Safeguarding Equality and Religious Freedom
At the Office of Federal Contract Compliance Programs, we protect workers, promote diversity and enforce the law.
OFCCP holds those who do business with the federal government – contractors and subcontractors – responsible for ensuring they do not discriminate on the basis of race, color, sex, sexual orientation, gender identity, religion, national origin, disability or status as a protected veteran. We also ensure that contractors fulfill their affirmative obligation to promote equal employment opportunity. We administer and enforce three equal employment opportunity mandates: Executive Order 11246, Section 503 of the Rehabilitation Act of 1973, and the Vietnam Era Veterans’ Readjustment Assistance Act of 1974.
On Nov. 9, we are taking an important step toward protecting workers from discrimination and safeguarding principles of religious freedom by proposing to rescind a 2020 rule promulgated at the end of the Trump administration.
The Religious Exemption in Executive Order 11246
Since 2002, Executive Order 11246 has contained a religious exemption, based on the religious exemption in Title VII of the Civil Rights Act of 1964, which permits qualifying federal contractors that are religious organizations to hire individuals who share their religious beliefs. However, courts have typically held that those contractors are not permitted to make employment decisions that amount to discrimination based on other protected characteristics.
Since the religious exemption has been in place, OFCCP has no record of any federal contractor having invoked this exemption in any OFCCP compliance evaluation or complaint investigation.
For nearly 18 years, OFCCP implemented the Executive Order 11246 religious exemption without attempting to reduce applicable law to regulatory language. Under the presidencies of both George W. Bush and Barack Obama, OFCCP had a policy and practice of applying Title VII case law as it developed, with reference to relevant religious liberty authorities where appropriate.
The Problematic 2020 Rule
But in 2020, the Trump administration published a final rule, effective Jan. 8, 2021, “Implementing Legal Requirements Regarding the Equal Opportunity Clause’s Religious Exemption.” That 2020 rule adopted new standards at odds with the weight of relevant case law, including Title VII case law.
For example, in determining which entities are eligible for the religious exemption, Title VII case law has overwhelmingly held that the ultimate inquiry focuses on whether the employer’s purpose and character are primarily religious – a determination typically made by weighing multiple factors. The 2020 rule departed from that approach.

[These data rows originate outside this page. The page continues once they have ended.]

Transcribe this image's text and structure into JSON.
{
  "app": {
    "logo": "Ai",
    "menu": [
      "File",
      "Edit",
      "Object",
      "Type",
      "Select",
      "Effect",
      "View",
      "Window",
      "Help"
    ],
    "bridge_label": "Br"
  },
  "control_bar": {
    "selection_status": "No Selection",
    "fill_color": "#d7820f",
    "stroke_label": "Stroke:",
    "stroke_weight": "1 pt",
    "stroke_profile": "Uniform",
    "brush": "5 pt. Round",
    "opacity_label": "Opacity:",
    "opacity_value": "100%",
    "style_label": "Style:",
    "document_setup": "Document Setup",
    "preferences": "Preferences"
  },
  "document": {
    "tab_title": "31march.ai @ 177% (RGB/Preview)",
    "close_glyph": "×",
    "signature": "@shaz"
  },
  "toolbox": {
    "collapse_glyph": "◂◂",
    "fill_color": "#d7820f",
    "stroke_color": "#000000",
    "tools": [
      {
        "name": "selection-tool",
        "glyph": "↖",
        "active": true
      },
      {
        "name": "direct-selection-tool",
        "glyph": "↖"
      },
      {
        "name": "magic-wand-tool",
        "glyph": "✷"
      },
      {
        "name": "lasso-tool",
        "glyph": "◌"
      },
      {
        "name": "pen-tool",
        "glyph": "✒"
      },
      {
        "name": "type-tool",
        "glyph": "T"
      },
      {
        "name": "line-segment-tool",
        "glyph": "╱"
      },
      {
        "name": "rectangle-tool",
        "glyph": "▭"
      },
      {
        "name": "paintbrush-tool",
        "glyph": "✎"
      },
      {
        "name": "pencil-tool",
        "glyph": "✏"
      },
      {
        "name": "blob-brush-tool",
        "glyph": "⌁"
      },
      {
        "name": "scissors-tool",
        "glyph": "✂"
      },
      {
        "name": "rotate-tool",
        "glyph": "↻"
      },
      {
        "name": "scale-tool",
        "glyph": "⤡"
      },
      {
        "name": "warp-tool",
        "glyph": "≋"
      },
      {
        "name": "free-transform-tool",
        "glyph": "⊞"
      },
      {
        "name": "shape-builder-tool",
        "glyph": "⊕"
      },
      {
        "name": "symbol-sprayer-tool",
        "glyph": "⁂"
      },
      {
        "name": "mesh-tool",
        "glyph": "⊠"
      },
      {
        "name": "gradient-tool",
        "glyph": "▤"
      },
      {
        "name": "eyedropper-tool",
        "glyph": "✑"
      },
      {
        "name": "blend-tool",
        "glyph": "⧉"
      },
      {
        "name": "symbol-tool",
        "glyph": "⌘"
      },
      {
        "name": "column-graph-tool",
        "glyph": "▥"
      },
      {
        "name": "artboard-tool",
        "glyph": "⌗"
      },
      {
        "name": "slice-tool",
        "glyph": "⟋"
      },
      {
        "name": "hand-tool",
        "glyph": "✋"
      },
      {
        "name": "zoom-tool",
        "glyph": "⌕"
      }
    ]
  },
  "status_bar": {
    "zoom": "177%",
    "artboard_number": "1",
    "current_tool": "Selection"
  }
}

Under the proposal, OFCCP would return to following this authority.
The Need for OFCCP’s Proposal
Our proposal would protect workers from discrimination and safeguard religious freedom by rescinding the unnecessary and problematic 2020 rule.
The proposal would preserve the exemption for religious employers under Executive Order 11246. OFCCP would simply return to the policy in place under both the Bush and Obama administrations of analyzing a contractor’s exemption claim, if one ever arose, on a case-by-case basis consistent with Title VII precedent and other applicable law. This proposal would increase clarity and consistency in application of the religious exemption by returning to the agency’s long-standing policy and practice of relying on Title VII principles and case law as well as other applicable law to interpret the exemption.
The White House Office of Management and Budget concluded its review of OFCCP’s proposal on October 26. The Federal Register will publish this notice on Nov. 9. The agency will consider all comments submitted on the proposal during the comment period, which ends on Dec. 9.
Jenny R. Yang is the director of the U.S. Department of Labor’s Office of Federal Contract Compliance Programs.